Natural Gas NOW
Contrary to the hyperbole of fractivists, tourism and shale gas development are not only compatible but complementary; it takes an economy to draw tourism.
A few weeks ago I had the pleasure of participating electronically in a program conducted in the UK to discuss the potential impacts of shale gas development on tourism in the Lancashire region. The connection was poor, so I offered to do a follow-up video of my own capturing the essence of my remarks for sharing with those who attended.
The thrust of my presentation to the UK folks was simply this; one cannot have a flourishing tourism industry without an economy to support it. Tourism, by its nature, is typically seasonal and key elements of the tourism infrastructure such as hotels and restaurants need to pay bills in the off-season, which means having a core economy that can carry the load during this period until the good times roll again. I live in the Poconos section of Pennsylvania and I can’t tell how glad the owners of our favorite restaurants are to see us in February and March when visiting New Yorkers are few and far between. They survive on our business in the winter and are only there for the tourists in the summer because we helped get them there.
The reverse is also true, of course, but the point is that tourism can only truly develop to its full potential when there is other economic activity as well. This is why tourism and shale go together. The data proves it and I shared some of the most salient facts in this video presentation, which speaks for itself:
Energy In Depth has also gathered together some very compelling must-read data on tourism and shale, including this infographic as well as additional data on California and Florida here.
Notice, for example, that North Dakota, the state left for dead a few years earlier, led the increase in tourism growth in 2013 as fracking in the Bakken made it one the biggest success stories of the 21st century to date.
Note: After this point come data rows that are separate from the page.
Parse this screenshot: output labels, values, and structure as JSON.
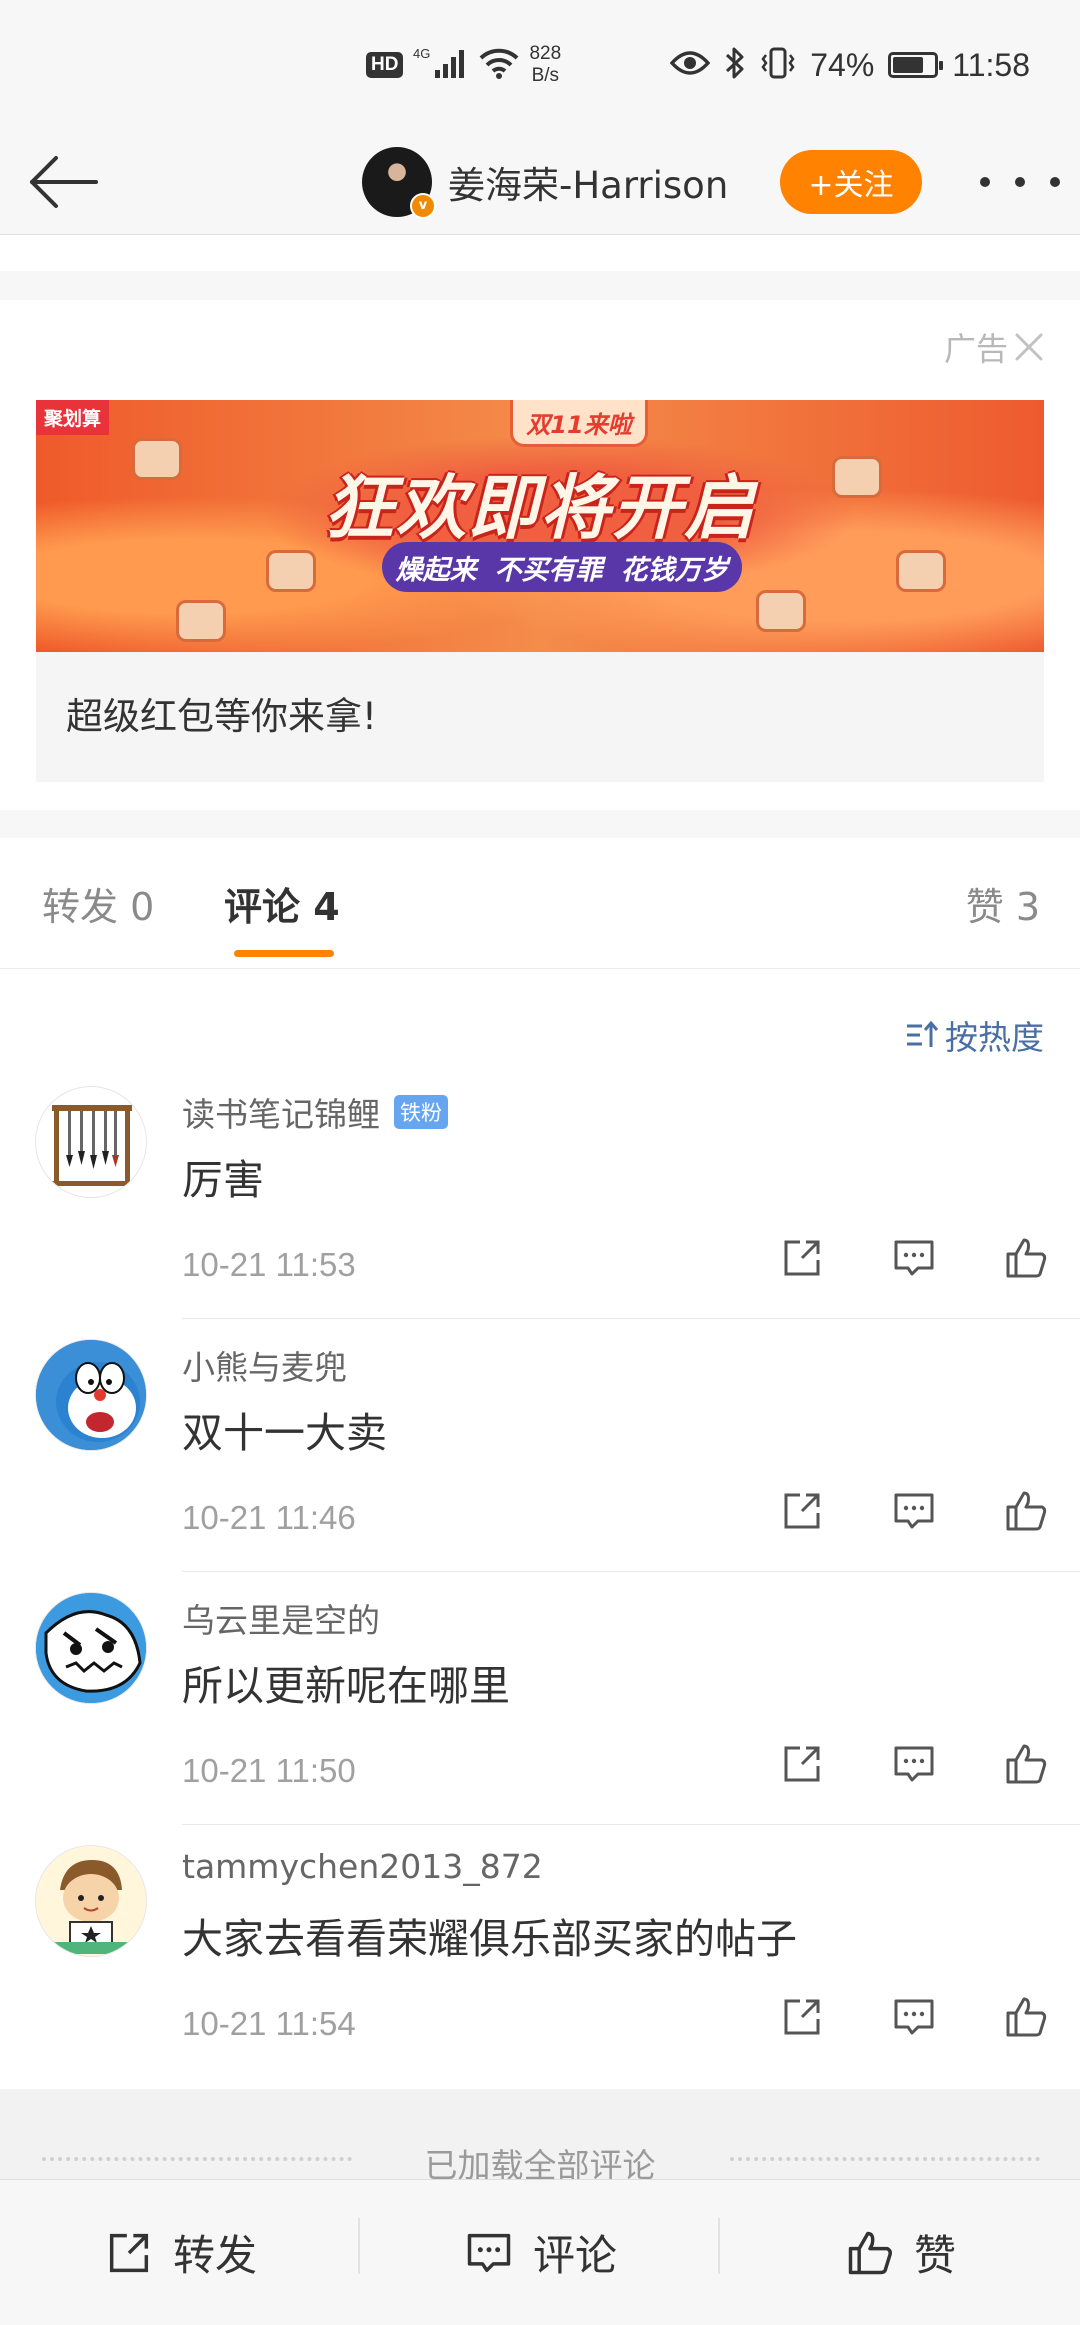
{
  "status_bar": {
    "hd": "HD",
    "network": "4G",
    "speed_value": "828",
    "speed_unit": "B/s",
    "battery_percent": "74%",
    "battery_level": 0.74,
    "time": "11:58"
  },
  "nav": {
    "user_name": "姜海荣-Harrison",
    "follow_label": "+关注"
  },
  "ad": {
    "label": "广告",
    "tag": "聚划算",
    "top_badge": "双11来啦",
    "headline": "狂欢即将开启",
    "slogan": [
      "燥起来",
      "不买有罪",
      "花钱万岁"
    ],
    "caption": "超级红包等你来拿!"
  },
  "tabs": {
    "repost": "转发 0",
    "comment": "评论 4",
    "like": "赞 3"
  },
  "sort_label": "按热度",
  "comments": [
    {
      "user": "读书笔记锦鲤",
      "badge": "铁粉",
      "text": "厉害",
      "time": "10-21 11:53"
    },
    {
      "user": "小熊与麦兜",
      "badge": "",
      "text": "双十一大卖",
      "time": "10-21 11:46"
    },
    {
      "user": "乌云里是空的",
      "badge": "",
      "text": "所以更新呢在哪里",
      "time": "10-21 11:50"
    },
    {
      "user": "tammychen2013_872",
      "badge": "",
      "text": "大家去看看荣耀俱乐部买家的帖子",
      "time": "10-21 11:54"
    }
  ],
  "loaded_all": "已加载全部评论",
  "bottom_bar": {
    "repost": "转发",
    "comment": "评论",
    "like": "赞"
  },
  "colors": {
    "accent": "#ff8200",
    "link": "#4a6fa5",
    "fan_badge": "#66a6f0"
  }
}
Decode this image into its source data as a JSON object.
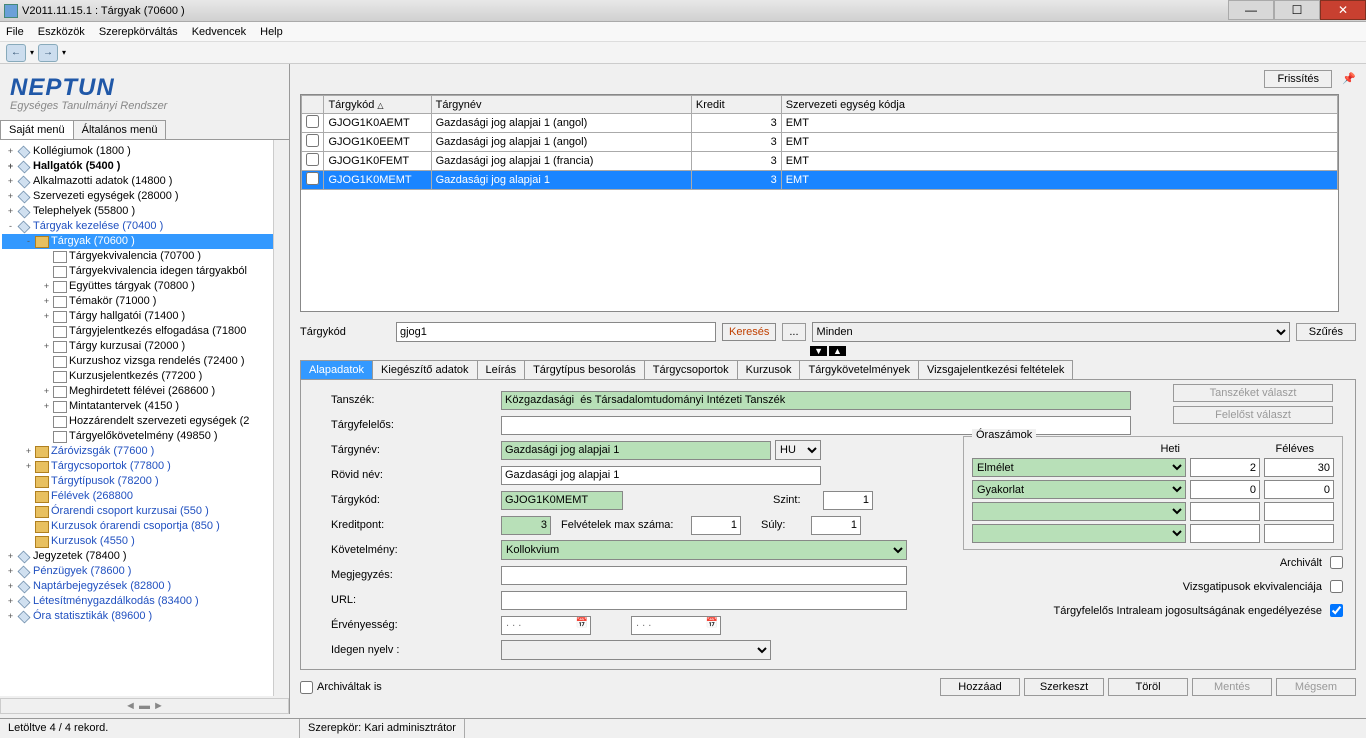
{
  "title": "V2011.11.15.1 : Tárgyak (70600 )",
  "menu": [
    "File",
    "Eszközök",
    "Szerepkörváltás",
    "Kedvencek",
    "Help"
  ],
  "logo": {
    "main": "NEPTUN",
    "sub": "Egységes Tanulmányi Rendszer"
  },
  "ltabs": [
    "Saját menü",
    "Általános menü"
  ],
  "tree": [
    {
      "d": 0,
      "e": "+",
      "i": "diamond",
      "t": "Kollégiumok (1800 )"
    },
    {
      "d": 0,
      "e": "+",
      "i": "diamond",
      "t": "Hallgatók (5400  )",
      "bold": true
    },
    {
      "d": 0,
      "e": "+",
      "i": "diamond",
      "t": "Alkalmazotti adatok (14800 )"
    },
    {
      "d": 0,
      "e": "+",
      "i": "diamond",
      "t": "Szervezeti egységek (28000 )"
    },
    {
      "d": 0,
      "e": "+",
      "i": "diamond",
      "t": "Telephelyek (55800 )"
    },
    {
      "d": 0,
      "e": "-",
      "i": "diamond",
      "t": "Tárgyak kezelése (70400 )",
      "link": true
    },
    {
      "d": 1,
      "e": "-",
      "i": "folder",
      "t": "Tárgyak (70600  )",
      "sel": true,
      "link": true
    },
    {
      "d": 2,
      "e": " ",
      "i": "page",
      "t": "Tárgyekvivalencia (70700 )"
    },
    {
      "d": 2,
      "e": " ",
      "i": "page",
      "t": "Tárgyekvivalencia idegen tárgyakból "
    },
    {
      "d": 2,
      "e": "+",
      "i": "page",
      "t": "Együttes tárgyak (70800 )"
    },
    {
      "d": 2,
      "e": "+",
      "i": "page",
      "t": "Témakör (71000 )"
    },
    {
      "d": 2,
      "e": "+",
      "i": "page",
      "t": "Tárgy hallgatói (71400 )"
    },
    {
      "d": 2,
      "e": " ",
      "i": "page",
      "t": "Tárgyjelentkezés elfogadása (71800 "
    },
    {
      "d": 2,
      "e": "+",
      "i": "page",
      "t": "Tárgy kurzusai (72000 )"
    },
    {
      "d": 2,
      "e": " ",
      "i": "page",
      "t": "Kurzushoz vizsga rendelés (72400 )"
    },
    {
      "d": 2,
      "e": " ",
      "i": "page",
      "t": "Kurzusjelentkezés (77200 )"
    },
    {
      "d": 2,
      "e": "+",
      "i": "page",
      "t": "Meghirdetett félévei (268600 )"
    },
    {
      "d": 2,
      "e": "+",
      "i": "page",
      "t": "Mintatantervek (4150 )"
    },
    {
      "d": 2,
      "e": " ",
      "i": "page",
      "t": "Hozzárendelt szervezeti egységek (2"
    },
    {
      "d": 2,
      "e": " ",
      "i": "page",
      "t": "Tárgyelőkövetelmény (49850 )"
    },
    {
      "d": 1,
      "e": "+",
      "i": "folder",
      "t": "Záróvizsgák (77600 )",
      "link": true
    },
    {
      "d": 1,
      "e": "+",
      "i": "folder",
      "t": "Tárgycsoportok (77800 )",
      "link": true
    },
    {
      "d": 1,
      "e": " ",
      "i": "folder",
      "t": "Tárgytípusok (78200 )",
      "link": true
    },
    {
      "d": 1,
      "e": " ",
      "i": "folder",
      "t": "Félévek (268800",
      "link": true
    },
    {
      "d": 1,
      "e": " ",
      "i": "folder",
      "t": "Órarendi csoport kurzusai (550 )",
      "link": true
    },
    {
      "d": 1,
      "e": " ",
      "i": "folder",
      "t": "Kurzusok órarendi csoportja (850 )",
      "link": true
    },
    {
      "d": 1,
      "e": " ",
      "i": "folder",
      "t": "Kurzusok (4550 )",
      "link": true
    },
    {
      "d": 0,
      "e": "+",
      "i": "diamond",
      "t": "Jegyzetek (78400 )"
    },
    {
      "d": 0,
      "e": "+",
      "i": "diamond",
      "t": "Pénzügyek (78600 )",
      "link": true
    },
    {
      "d": 0,
      "e": "+",
      "i": "diamond",
      "t": "Naptárbejegyzések (82800 )",
      "link": true
    },
    {
      "d": 0,
      "e": "+",
      "i": "diamond",
      "t": "Létesítménygazdálkodás (83400 )",
      "link": true
    },
    {
      "d": 0,
      "e": "+",
      "i": "diamond",
      "t": "Óra statisztikák (89600 )",
      "link": true
    }
  ],
  "refresh": "Frissítés",
  "grid_headers": [
    "",
    "Tárgykód",
    "Tárgynév",
    "Kredit",
    "Szervezeti egység kódja"
  ],
  "grid_rows": [
    {
      "kod": "GJOG1K0AEMT",
      "nev": "Gazdasági jog alapjai 1 (angol)",
      "kr": "3",
      "sz": "EMT"
    },
    {
      "kod": "GJOG1K0EEMT",
      "nev": "Gazdasági jog alapjai 1 (angol)",
      "kr": "3",
      "sz": "EMT"
    },
    {
      "kod": "GJOG1K0FEMT",
      "nev": "Gazdasági jog alapjai 1 (francia)",
      "kr": "3",
      "sz": "EMT"
    },
    {
      "kod": "GJOG1K0MEMT",
      "nev": "Gazdasági jog alapjai 1",
      "kr": "3",
      "sz": "EMT",
      "sel": true
    }
  ],
  "search": {
    "label": "Tárgykód",
    "value": "gjog1",
    "btn": "Keresés",
    "dots": "...",
    "filter": "Minden",
    "szures": "Szűrés"
  },
  "dtabs": [
    "Alapadatok",
    "Kiegészítő adatok",
    "Leírás",
    "Tárgytípus besorolás",
    "Tárgycsoportok",
    "Kurzusok",
    "Tárgykövetelmények",
    "Vizsgajelentkezési feltételek"
  ],
  "form": {
    "tanszek_l": "Tanszék:",
    "tanszek_v": "Közgazdasági  és Társadalomtudományi Intézeti Tanszék",
    "felelos_l": "Tárgyfelelős:",
    "felelos_v": "",
    "nev_l": "Tárgynév:",
    "nev_v": "Gazdasági jog alapjai 1",
    "nev_lang": "HU",
    "rovid_l": "Rövid név:",
    "rovid_v": "Gazdasági jog alapjai 1",
    "kod_l": "Tárgykód:",
    "kod_v": "GJOG1K0MEMT",
    "szint_l": "Szint:",
    "szint_v": "1",
    "kredit_l": "Kreditpont:",
    "kredit_v": "3",
    "felvmax_l": "Felvételek max száma:",
    "felvmax_v": "1",
    "suly_l": "Súly:",
    "suly_v": "1",
    "kov_l": "Követelmény:",
    "kov_v": "Kollokvium",
    "megj_l": "Megjegyzés:",
    "megj_v": "",
    "url_l": "URL:",
    "url_v": "",
    "erv_l": "Érvényesség:",
    "erv_v": ".  .  .",
    "idegen_l": "Idegen nyelv :",
    "idegen_v": "",
    "btn_tanszek": "Tanszéket választ",
    "btn_felelos": "Felelőst választ",
    "ora_title": "Óraszámok",
    "ora_heti": "Heti",
    "ora_feleves": "Féléves",
    "ora_rows": [
      {
        "t": "Elmélet",
        "h": "2",
        "f": "30"
      },
      {
        "t": "Gyakorlat",
        "h": "0",
        "f": "0"
      },
      {
        "t": "",
        "h": "",
        "f": ""
      },
      {
        "t": "",
        "h": "",
        "f": ""
      }
    ],
    "chk1": "Archivált",
    "chk2": "Vizsgatipusok ekvivalenciája",
    "chk3": "Tárgyfelelős Intraleam jogosultságának engedélyezése",
    "chk3v": true
  },
  "archivaltak": "Archiváltak is",
  "buttons": {
    "add": "Hozzáad",
    "edit": "Szerkeszt",
    "del": "Töröl",
    "save": "Mentés",
    "cancel": "Mégsem"
  },
  "status": {
    "left": "Letöltve 4 / 4 rekord.",
    "right": "Szerepkör: Kari adminisztrátor"
  }
}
Not only that, but the Marcellus Shale counties of Southwestern Pennsylvania, traditionally known better as part of the Rust Belt, had the 2nd largest increase in traveler spending in the Commonwealth from 2013-2014. Finally, the Texas tourism industry contributed over $32 billion to the state’s GDP in 2015; this being second only to the oil and gas industry.
Yes, tourism and shale go together quite nicely indeed as this graphic from one of our previous posts on the subject demonstrates: